For example, for the first public debate about the Dinev’s book, organized by the publishing house in October 2014, some prominent rightists were invited. The conservative Christian philosopher Kalin Yanakiev scolded Dinev for his rejection of the Transition. Georgi Bliznashki, appointed as caretaker Prime Minister from August to November 2014, was also invited and he told students they already won and there is now nothing to protest against.
These examples illustrate how seriously the Right is taking the struggle over the memory of the occupation. Dinev’s stances made some liberal intellectuals feel he posed a danger to their hegemony. Some even attacked left activists for manipulating the students and thus corrupting the youth. They need the students in order to claim a monopoly over the youth, but students ought to remain silent for that to be possible.
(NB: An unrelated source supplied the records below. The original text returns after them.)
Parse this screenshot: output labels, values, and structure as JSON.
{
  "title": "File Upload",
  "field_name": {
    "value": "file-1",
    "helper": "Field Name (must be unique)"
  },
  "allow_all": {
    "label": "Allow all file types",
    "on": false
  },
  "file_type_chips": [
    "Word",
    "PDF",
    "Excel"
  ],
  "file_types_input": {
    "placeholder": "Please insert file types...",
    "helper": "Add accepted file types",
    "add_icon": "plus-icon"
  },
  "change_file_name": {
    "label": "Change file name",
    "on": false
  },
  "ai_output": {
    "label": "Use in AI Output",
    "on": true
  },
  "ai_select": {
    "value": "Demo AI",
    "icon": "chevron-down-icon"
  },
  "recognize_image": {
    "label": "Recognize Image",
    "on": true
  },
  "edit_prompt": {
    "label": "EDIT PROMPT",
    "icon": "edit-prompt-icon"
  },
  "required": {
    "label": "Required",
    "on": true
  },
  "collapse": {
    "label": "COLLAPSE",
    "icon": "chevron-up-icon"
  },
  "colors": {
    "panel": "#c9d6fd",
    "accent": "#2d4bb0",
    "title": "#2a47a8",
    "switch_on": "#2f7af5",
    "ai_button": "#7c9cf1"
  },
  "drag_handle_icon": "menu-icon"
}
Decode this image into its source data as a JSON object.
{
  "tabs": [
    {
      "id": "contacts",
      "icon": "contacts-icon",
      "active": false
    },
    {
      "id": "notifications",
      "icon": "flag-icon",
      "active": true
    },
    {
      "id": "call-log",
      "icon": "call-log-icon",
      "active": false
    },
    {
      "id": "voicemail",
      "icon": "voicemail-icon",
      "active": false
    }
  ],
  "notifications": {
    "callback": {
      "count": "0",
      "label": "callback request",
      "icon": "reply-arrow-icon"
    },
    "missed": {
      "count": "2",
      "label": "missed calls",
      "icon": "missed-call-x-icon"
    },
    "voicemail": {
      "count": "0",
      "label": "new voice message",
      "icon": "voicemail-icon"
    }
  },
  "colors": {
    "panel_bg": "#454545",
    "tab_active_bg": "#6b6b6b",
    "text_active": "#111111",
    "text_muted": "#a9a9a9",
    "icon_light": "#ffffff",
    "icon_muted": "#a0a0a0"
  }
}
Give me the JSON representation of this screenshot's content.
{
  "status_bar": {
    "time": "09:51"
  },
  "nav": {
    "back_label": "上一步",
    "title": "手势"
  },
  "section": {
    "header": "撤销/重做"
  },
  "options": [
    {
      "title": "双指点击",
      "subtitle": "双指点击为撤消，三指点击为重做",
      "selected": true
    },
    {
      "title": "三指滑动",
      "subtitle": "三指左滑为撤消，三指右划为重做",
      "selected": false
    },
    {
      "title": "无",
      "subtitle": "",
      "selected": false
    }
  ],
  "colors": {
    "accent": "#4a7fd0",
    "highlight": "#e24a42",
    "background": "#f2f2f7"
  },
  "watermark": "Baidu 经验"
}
Ruzha Smilova, a political scientist who supported the occupation last year, also scolded Dinev’s attempts to distinguish the occupation from #DANSwithme. He insists on its specific demands, the enthusiastic “construction of a new republic” at the University, the students’ attempt to add a more open meaning to #DANSwithme: a critique aimed at every government, regardless of color. Smilova stated this occupation could not have happened outside the #DANSwithme context and its demands did not substantially differ from the summer protests’.
Regardless of the achievements of the Occupation, it did nothing more than to cause a little discomfort. There are plenty of examples of youth politics that are completely neoliberal. Nevertheless, they lack alternative visions and uncritically identify with pro-EU liberal technocracy and patriotic cliches to the point of parody. An example would be the new student website Banitza. The positions articulated there are impotent and driven either by mere careerism or simply feebleness of ideas. They cannot have wider mobilizational efficiency in the long run. Thus, liberals may soon forget their praisa for the youth and enter into the moral panic regarding the alleged mass “post-communist nostalgia” among those born after 1989.
Monopoly over the image of the “youth” and its association with the “future” is fundamental for sustaining one’s hegemony. This is precisely why liberal activists and intellectuals take the struggle to frame the student occupation from 2013 so seriously. This is why the Left cannot stay aside in such conflicts and enjoy a position of a moral high-ground from which to condemn inconsistencies and contradictions of everyday practical politics.